Records from a data source –
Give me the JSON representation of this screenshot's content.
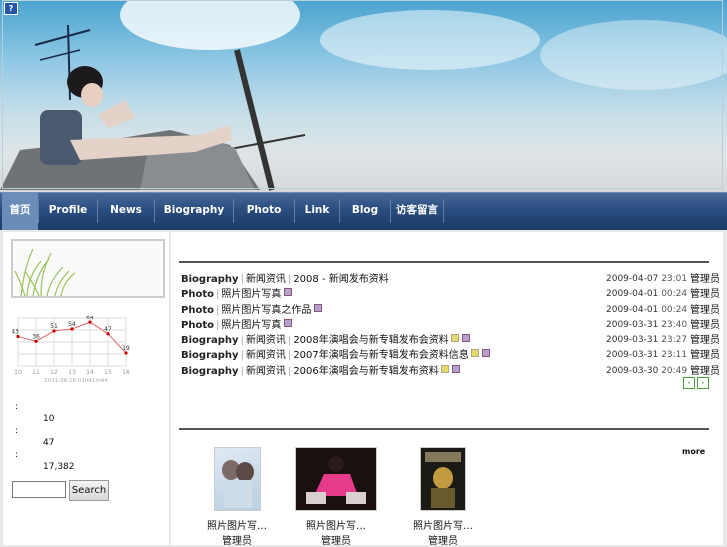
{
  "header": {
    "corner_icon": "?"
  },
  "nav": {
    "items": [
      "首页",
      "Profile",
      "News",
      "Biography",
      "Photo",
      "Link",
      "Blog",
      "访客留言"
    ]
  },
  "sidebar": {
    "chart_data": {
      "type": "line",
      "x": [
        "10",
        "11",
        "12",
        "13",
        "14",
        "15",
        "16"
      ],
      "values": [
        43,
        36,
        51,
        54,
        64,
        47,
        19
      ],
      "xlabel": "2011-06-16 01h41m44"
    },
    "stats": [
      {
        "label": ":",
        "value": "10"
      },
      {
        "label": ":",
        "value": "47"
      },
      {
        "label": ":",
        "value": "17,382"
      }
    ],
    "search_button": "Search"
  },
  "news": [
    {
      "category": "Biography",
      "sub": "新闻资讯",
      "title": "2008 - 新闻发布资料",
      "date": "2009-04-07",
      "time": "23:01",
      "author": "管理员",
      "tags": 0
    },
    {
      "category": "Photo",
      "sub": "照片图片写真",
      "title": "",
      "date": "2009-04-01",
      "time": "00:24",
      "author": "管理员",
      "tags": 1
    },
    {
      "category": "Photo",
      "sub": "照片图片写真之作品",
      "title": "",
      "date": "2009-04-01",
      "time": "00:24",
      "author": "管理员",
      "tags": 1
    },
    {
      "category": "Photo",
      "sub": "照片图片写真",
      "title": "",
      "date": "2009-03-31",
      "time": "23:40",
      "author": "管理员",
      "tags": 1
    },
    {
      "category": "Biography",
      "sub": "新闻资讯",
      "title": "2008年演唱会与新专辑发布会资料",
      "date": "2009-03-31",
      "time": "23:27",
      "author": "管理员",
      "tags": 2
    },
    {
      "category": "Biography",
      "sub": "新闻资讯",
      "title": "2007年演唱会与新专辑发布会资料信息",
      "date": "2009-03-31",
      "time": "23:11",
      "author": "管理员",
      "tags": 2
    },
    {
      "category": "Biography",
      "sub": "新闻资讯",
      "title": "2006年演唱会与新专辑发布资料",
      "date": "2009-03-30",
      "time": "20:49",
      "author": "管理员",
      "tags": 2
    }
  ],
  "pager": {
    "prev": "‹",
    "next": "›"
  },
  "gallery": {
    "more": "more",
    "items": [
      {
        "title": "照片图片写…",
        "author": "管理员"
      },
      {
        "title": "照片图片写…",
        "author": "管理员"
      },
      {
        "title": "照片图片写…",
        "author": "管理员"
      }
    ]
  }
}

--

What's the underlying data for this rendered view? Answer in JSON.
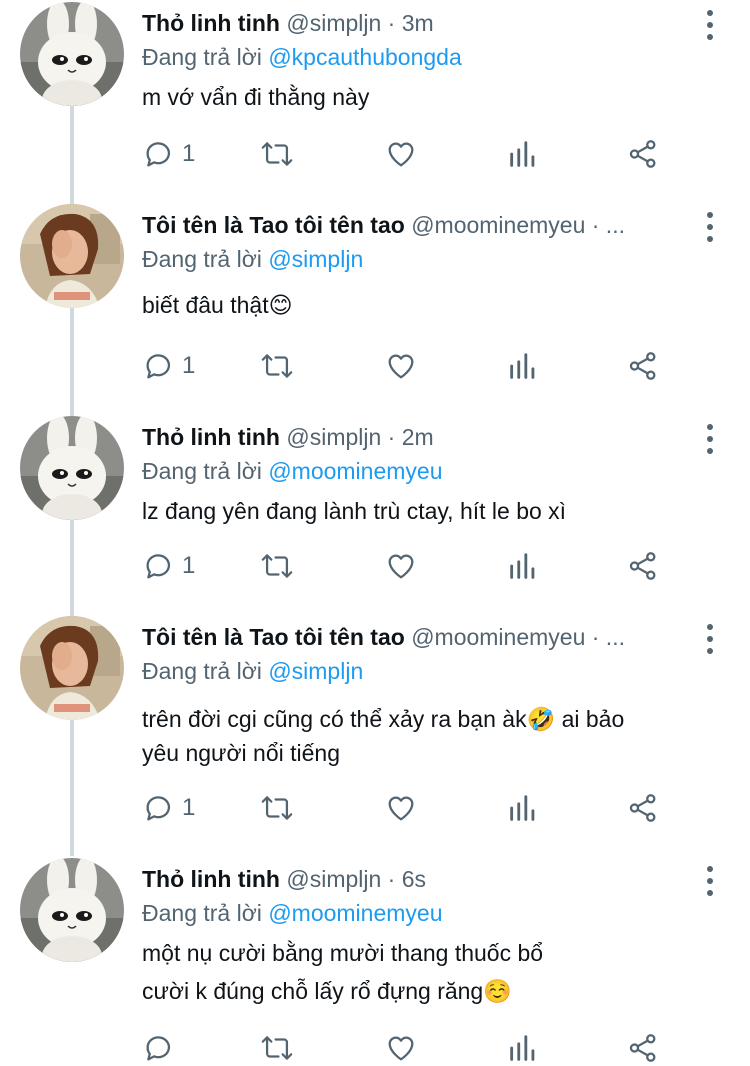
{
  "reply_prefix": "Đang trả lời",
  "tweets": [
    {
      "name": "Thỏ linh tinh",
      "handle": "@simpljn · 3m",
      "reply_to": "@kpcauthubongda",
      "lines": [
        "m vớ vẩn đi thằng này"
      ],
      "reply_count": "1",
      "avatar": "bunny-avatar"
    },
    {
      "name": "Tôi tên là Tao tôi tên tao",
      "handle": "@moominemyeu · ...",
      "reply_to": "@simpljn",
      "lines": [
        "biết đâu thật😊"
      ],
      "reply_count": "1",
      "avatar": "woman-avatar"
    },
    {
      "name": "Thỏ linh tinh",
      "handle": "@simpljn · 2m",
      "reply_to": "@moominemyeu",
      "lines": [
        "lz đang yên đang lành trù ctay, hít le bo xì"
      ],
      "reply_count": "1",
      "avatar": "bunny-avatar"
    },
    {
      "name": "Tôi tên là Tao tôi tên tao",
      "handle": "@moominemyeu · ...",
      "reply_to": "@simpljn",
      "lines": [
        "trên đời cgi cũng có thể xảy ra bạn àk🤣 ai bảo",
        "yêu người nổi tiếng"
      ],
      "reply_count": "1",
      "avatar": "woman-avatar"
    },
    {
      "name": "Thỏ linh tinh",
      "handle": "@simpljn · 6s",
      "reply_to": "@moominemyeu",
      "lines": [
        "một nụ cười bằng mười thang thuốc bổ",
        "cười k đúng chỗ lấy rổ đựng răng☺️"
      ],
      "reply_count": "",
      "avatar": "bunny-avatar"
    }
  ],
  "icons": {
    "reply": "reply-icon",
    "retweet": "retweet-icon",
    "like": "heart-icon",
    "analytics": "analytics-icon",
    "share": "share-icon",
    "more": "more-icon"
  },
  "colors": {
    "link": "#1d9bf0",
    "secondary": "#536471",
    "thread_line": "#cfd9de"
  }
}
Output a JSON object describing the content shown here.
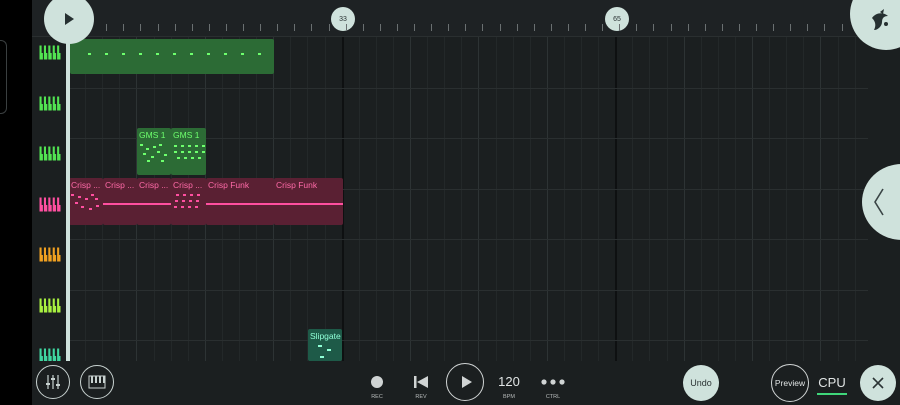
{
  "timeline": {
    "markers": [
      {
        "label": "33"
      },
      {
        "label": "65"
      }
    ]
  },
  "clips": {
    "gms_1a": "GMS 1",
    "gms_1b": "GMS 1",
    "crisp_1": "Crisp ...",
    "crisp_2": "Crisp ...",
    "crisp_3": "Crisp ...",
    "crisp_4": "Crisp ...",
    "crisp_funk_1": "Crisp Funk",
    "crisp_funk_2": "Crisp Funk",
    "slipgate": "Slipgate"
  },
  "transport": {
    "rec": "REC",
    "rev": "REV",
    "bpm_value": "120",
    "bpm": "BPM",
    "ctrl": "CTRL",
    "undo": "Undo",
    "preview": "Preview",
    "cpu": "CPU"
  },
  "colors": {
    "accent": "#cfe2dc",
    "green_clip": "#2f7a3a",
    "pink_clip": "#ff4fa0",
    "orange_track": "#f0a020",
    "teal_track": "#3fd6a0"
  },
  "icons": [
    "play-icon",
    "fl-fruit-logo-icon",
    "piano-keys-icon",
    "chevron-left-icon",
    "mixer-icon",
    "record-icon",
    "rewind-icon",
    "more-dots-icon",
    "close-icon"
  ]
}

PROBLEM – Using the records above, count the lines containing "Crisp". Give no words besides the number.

RESULT – 6